Industry Officials: Federal Guidance Needed to Spur Airport P3s
DALLAS — Congress needs to set clear guidelines for aviation public-private partnerships and privatization efforts to avoid local conflicts that can hamper private investment in airport infrastructure, industry officials told a House P3 panel on Tuesday.
Airport governance is cumbersome because it requires consensus by federal, state, and local authorities that do not always have the same interests or perception of issues, said Andrew "Gil" Morgan, chief operating officer of Propeller Airports, a unit of Propeller Investments.
"There are too many layers of oversight that must sign off on airport P3 and privatization proposals," Morgan said at the roundtable session of the special public-private partnership panel created in January by the House Transportation and Infrastructure Committee.
"Local governments do not always understand what P3s can mean to airport operations and the economic benefits they can bring," he said. "Public-private partnerships can improve the aviation infrastructure and create jobs by bringing private-sector efficiencies to airports."
The approval process could be streamlined if Congress, through the Federal Aviation Administration, would provide an outline of how P3 and privatization programs should proceed, Morgan said.

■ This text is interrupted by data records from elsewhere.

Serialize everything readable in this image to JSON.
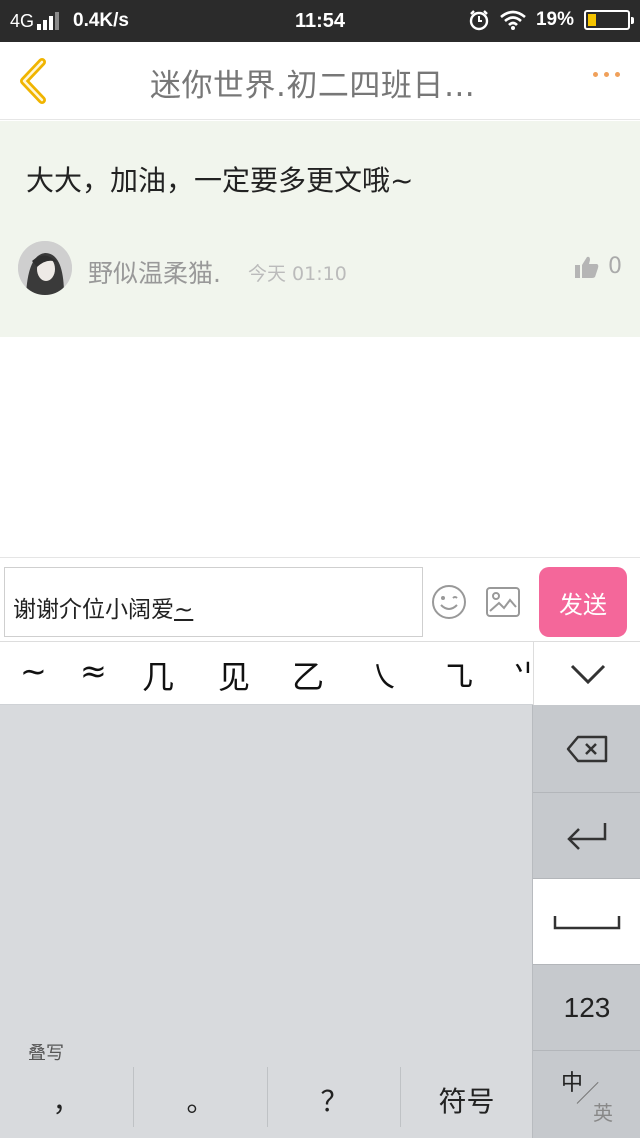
{
  "status_bar": {
    "network": "4G",
    "speed": "0.4K/s",
    "time": "11:54",
    "battery_percent": "19%",
    "battery_level": 0.19
  },
  "header": {
    "title": "迷你世界.初二四班日…",
    "back_icon": "chevron-left-icon",
    "more_icon": "more-dots-icon",
    "accent_color": "#f0a05a"
  },
  "comment": {
    "text": "大大，加油，一定要多更文哦~",
    "username": "野似温柔猫.",
    "time": "今天 01:10",
    "likes": "0",
    "like_icon": "thumbs-up-icon",
    "background": "#f1f5ed"
  },
  "reply": {
    "input_value_main": "谢谢介位小阔爱",
    "input_value_composing": "~",
    "emoji_icon": "smiley-icon",
    "image_icon": "image-icon",
    "send_label": "发送",
    "send_color": "#f4679a"
  },
  "candidates": [
    "~",
    "≈",
    "几",
    "见",
    "乙",
    "㇏",
    "㇈",
    "⺌"
  ],
  "keyboard": {
    "handwriting_mode_label": "叠写",
    "bottom_keys": [
      "，",
      "。",
      "？",
      "符号"
    ],
    "side_keys": {
      "backspace_icon": "backspace-icon",
      "enter_icon": "enter-icon",
      "space_icon": "space-icon",
      "numbers_label": "123",
      "lang_zh": "中",
      "lang_en": "英"
    },
    "collapse_icon": "chevron-down-icon"
  }
}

"Congress should take the lead in developing P3 and privatization formulas that make sure that local taxpayers are not solely on the hook for billions of dollars in airport infrastructure spending," he said.
Airport P3 projects have been common in Europe and South America for years, Morgan said, because international airports in those countries are operated by the national governments.
"When a decision has to be made, it happens quickly," he said. "U.S. airports are falling behind in infrastructure efforts while overseas P3 projects are popular and successful."
Airport authorities and domestic airlines are getting more comfortable with privatization and P3 proposals, said Emmett McCann, a partner with HighStar Capital, an infrastructure investment firm involved in the privatization of Puerto Rico's Muñoz Marín International Airport.
"The federal government should provide a road map of best practices in aviation P3s and privatization, saying this is what worked and what did not," McCann said.
Not all airports are equal, he said.
"For every great airport, there's an airport run solely by political appointees with no clear plan for moving forward," McCann said. "Public-private partnerships are not right for every airport, but more can be done."
Both the private and public sectors benefited from Dallas's decision to let Southwest Airlines renovate the passenger terminal at Love Field in Dallas, said Bob Montgomery, vice president for airport affairs at Southwest.
"We delivered the project three years earlier than the city said it could, and at half of their cost," Montgomery said. Total cost of the recently completed project was a little over $500 million rather than the $519 million budgeted for it, he said.
"We were going to pay for the renovation anyway through higher fees," Montgomery said when asked why the airline agreed to fund the project as well as serve as general contractor. "We chose to pay less."
The quick completion of the Love Field project more than made up for the higher borrowing costs that could have been avoided if the city had issued tax-exempt debt for the work, Montgomery said.
"We were able to make quicker construction decisions than could the city," he said.